Slovenski etnografski muzej

30. May 2014
5. September 2014

A Balkan tale

Guest photographic exhibition on the occasion of festival Photonic moments
Slovene Ethnographic Museum (Administration buliding), 30 May - 5 September 2014

The exhibition is on view from Monday to Friday, 10.00 - 18.00.


The project A Balkan tale aims to stimulate public discourse about the history of the Balkans to promote a sense of common history based on religious and ethnic co-existence, and to contribute to the public access and preservation of its cultural heritage. It is a cross media project based on an exhibition of Muslim, Christian and Jewish monuments in the Balkans, shot by five award winning photographers Uta Benzenberg (AL/D), Ivan Blažev (MA), Samir Karahodzha (KO), Camilo Nolas (GR) and Ivan Petrović (SR).
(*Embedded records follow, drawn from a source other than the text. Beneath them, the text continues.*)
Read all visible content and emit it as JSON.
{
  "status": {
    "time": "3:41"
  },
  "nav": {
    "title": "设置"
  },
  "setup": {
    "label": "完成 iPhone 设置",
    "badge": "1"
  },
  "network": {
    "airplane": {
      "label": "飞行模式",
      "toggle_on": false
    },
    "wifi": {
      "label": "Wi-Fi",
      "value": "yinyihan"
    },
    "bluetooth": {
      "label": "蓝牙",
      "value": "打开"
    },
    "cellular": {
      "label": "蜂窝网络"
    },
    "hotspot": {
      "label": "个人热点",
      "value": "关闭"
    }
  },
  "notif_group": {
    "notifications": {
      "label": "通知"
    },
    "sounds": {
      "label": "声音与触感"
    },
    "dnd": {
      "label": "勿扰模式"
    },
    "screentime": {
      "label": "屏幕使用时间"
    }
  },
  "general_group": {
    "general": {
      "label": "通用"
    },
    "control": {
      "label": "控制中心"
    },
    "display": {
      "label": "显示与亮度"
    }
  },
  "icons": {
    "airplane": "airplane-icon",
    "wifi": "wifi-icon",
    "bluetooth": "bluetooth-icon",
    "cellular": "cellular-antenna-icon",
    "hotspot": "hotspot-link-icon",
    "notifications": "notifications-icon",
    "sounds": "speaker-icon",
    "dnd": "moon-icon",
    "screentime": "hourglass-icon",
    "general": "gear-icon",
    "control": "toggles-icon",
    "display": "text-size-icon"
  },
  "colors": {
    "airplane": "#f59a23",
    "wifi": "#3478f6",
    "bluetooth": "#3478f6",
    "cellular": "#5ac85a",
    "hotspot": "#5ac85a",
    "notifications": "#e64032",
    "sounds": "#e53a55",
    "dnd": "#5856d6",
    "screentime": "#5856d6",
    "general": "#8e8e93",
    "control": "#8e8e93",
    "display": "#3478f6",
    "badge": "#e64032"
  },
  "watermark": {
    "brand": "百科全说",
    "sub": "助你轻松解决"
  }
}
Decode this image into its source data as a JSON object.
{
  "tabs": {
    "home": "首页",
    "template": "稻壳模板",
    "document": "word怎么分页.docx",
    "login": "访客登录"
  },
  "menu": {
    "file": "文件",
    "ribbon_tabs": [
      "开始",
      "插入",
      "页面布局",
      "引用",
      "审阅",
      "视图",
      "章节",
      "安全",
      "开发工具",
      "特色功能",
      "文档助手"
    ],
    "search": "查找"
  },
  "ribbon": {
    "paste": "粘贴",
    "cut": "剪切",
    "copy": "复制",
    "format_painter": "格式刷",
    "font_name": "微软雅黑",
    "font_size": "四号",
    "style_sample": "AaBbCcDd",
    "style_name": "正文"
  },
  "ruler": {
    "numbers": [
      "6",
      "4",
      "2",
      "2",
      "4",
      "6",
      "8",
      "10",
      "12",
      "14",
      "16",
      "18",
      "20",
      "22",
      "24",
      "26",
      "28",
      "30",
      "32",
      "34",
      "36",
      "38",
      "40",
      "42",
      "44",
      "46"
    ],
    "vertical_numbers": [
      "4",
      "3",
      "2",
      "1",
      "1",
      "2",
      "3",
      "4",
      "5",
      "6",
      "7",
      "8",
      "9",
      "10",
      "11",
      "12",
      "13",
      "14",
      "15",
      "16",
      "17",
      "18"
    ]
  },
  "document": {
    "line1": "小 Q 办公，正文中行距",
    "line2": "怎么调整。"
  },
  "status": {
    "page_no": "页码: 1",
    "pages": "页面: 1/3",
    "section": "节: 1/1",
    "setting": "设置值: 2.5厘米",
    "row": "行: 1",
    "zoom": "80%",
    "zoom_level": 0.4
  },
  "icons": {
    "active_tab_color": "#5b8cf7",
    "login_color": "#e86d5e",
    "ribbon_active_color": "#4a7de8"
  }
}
The Ottoman presence in the Balkans lasted from the 14th to the 20th centuries. In some regions this presence was continuous, in others interrupted (in the Morea, for instance), and still others never suffered an Ottoman conquest (for instance, the Ionian Islands and the Dalmatian shores). Yet, for almost the entire population of the Balkan Peninsula, the Ottoman centuries have been an important part of their historical experience.

To a great extent, this history is unknown, or known under different perspectives in each country. This is due to the fact that the Christian peoples of the Balkans established their nation-states through, usually military, conflict with the Ottoman Empire. These conflicts placed a great emphasis on the religious difference between Christians and Muslims. At the same time, the appeal of the Western European model led to the devaluation of the cultural significance of the Ottoman centuries. The Ottoman Empire thus became identified with cultural ‘backwardness’ and was considered by all its successors as an ‘undesirable heritage’.

Nevertheless, for some 600 years, Christians, Muslims and Jews lived together in urban and rural areas, farmed the land, patronised each other’s shops, met, and entertained themselves at bazaars and coffeehouses. Ottoman society was, of course, a society of hierarchies and discrimination between rulers and subjects. For the reayas [taxed subjects], everyday life had its cruel side, conflicts and hardships.

Today, memory of this period remains hidden in buildings that have changed use, or has faded out completely due to negligence and destruction. Yet, whatever their condition, ruined or preserved, the buildings of the Ottoman period, private and public, Christian, Muslim and Jewish, remain as documents of a common history – the history shared by the peoples of the Balkans for some six centuries. The contemporary photographs of these monuments enable us to see in a different light the Ottoman heritage, to revisit our common past and to tell our Balkan tale.